__ASSIGNMENT__: Repeat every record exactly as given.

__RECORDS SHOWN__:
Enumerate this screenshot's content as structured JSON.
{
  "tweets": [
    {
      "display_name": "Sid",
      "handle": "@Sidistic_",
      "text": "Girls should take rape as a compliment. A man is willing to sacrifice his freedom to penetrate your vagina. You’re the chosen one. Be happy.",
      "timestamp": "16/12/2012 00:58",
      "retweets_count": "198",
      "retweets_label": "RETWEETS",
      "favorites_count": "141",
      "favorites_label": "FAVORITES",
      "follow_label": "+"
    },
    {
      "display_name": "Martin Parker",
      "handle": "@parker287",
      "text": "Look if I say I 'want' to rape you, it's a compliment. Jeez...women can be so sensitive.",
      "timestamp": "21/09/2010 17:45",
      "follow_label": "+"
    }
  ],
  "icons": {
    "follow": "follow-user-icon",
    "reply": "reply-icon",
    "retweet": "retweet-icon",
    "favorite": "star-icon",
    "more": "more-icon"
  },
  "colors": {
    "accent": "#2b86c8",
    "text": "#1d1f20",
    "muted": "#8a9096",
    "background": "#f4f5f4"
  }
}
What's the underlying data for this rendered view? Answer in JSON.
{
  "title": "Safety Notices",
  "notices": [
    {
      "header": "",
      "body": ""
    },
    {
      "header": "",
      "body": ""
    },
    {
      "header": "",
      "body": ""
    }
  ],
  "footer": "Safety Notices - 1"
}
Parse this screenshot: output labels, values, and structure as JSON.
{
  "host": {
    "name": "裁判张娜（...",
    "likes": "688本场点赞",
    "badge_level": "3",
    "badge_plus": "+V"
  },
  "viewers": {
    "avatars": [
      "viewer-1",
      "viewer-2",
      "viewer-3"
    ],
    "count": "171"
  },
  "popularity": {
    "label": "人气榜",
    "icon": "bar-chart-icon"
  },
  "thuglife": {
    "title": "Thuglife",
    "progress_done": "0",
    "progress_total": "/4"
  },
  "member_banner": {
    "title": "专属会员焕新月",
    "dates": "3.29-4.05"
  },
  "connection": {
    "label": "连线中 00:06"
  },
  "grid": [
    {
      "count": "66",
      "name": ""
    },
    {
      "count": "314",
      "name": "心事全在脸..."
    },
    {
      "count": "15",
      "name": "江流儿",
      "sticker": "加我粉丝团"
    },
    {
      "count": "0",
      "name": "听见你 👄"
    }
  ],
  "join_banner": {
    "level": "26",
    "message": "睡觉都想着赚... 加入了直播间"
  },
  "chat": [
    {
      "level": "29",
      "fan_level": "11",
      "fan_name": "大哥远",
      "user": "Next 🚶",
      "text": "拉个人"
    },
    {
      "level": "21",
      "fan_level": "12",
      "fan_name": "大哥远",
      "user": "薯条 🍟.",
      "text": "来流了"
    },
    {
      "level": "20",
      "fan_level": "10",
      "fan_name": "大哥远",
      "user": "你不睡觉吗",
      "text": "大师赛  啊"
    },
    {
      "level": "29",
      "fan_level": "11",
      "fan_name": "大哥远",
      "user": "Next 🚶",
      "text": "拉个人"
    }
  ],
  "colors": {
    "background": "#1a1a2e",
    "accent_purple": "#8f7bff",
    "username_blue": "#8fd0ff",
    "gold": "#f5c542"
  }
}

__RESPONSE__:
Enumerate this screenshot's content as structured JSON.
{
  "tweets": [
    {
      "display_name": "Sid",
      "handle": "@Sidistic_",
      "text": "Girls should take rape as a compliment. A man is willing to sacrifice his freedom to penetrate your vagina. You’re the chosen one. Be happy.",
      "timestamp": "16/12/2012 00:58",
      "retweets_count": "198",
      "retweets_label": "RETWEETS",
      "favorites_count": "141",
      "favorites_label": "FAVORITES",
      "follow_label": "+"
    },
    {
      "display_name": "Martin Parker",
      "handle": "@parker287",
      "text": "Look if I say I 'want' to rape you, it's a compliment. Jeez...women can be so sensitive.",
      "timestamp": "21/09/2010 17:45",
      "follow_label": "+"
    }
  ],
  "icons": {
    "follow": "follow-user-icon",
    "reply": "reply-icon",
    "retweet": "retweet-icon",
    "favorite": "star-icon",
    "more": "more-icon"
  },
  "colors": {
    "accent": "#2b86c8",
    "text": "#1d1f20",
    "muted": "#8a9096",
    "background": "#f4f5f4"
  }
}
What's the underlying data for this rendered view? Answer in JSON.
{
  "title": "Safety Notices",
  "notices": [
    {
      "header": "",
      "body": ""
    },
    {
      "header": "",
      "body": ""
    },
    {
      "header": "",
      "body": ""
    }
  ],
  "footer": "Safety Notices - 1"
}
Parse this screenshot: output labels, values, and structure as JSON.
{
  "host": {
    "name": "裁判张娜（...",
    "likes": "688本场点赞",
    "badge_level": "3",
    "badge_plus": "+V"
  },
  "viewers": {
    "avatars": [
      "viewer-1",
      "viewer-2",
      "viewer-3"
    ],
    "count": "171"
  },
  "popularity": {
    "label": "人气榜",
    "icon": "bar-chart-icon"
  },
  "thuglife": {
    "title": "Thuglife",
    "progress_done": "0",
    "progress_total": "/4"
  },
  "member_banner": {
    "title": "专属会员焕新月",
    "dates": "3.29-4.05"
  },
  "connection": {
    "label": "连线中 00:06"
  },
  "grid": [
    {
      "count": "66",
      "name": ""
    },
    {
      "count": "314",
      "name": "心事全在脸..."
    },
    {
      "count": "15",
      "name": "江流儿",
      "sticker": "加我粉丝团"
    },
    {
      "count": "0",
      "name": "听见你 👄"
    }
  ],
  "join_banner": {
    "level": "26",
    "message": "睡觉都想着赚... 加入了直播间"
  },
  "chat": [
    {
      "level": "29",
      "fan_level": "11",
      "fan_name": "大哥远",
      "user": "Next 🚶",
      "text": "拉个人"
    },
    {
      "level": "21",
      "fan_level": "12",
      "fan_name": "大哥远",
      "user": "薯条 🍟.",
      "text": "来流了"
    },
    {
      "level": "20",
      "fan_level": "10",
      "fan_name": "大哥远",
      "user": "你不睡觉吗",
      "text": "大师赛  啊"
    },
    {
      "level": "29",
      "fan_level": "11",
      "fan_name": "大哥远",
      "user": "Next 🚶",
      "text": "拉个人"
    }
  ],
  "colors": {
    "background": "#1a1a2e",
    "accent_purple": "#8f7bff",
    "username_blue": "#8fd0ff",
    "gold": "#f5c542"
  }
}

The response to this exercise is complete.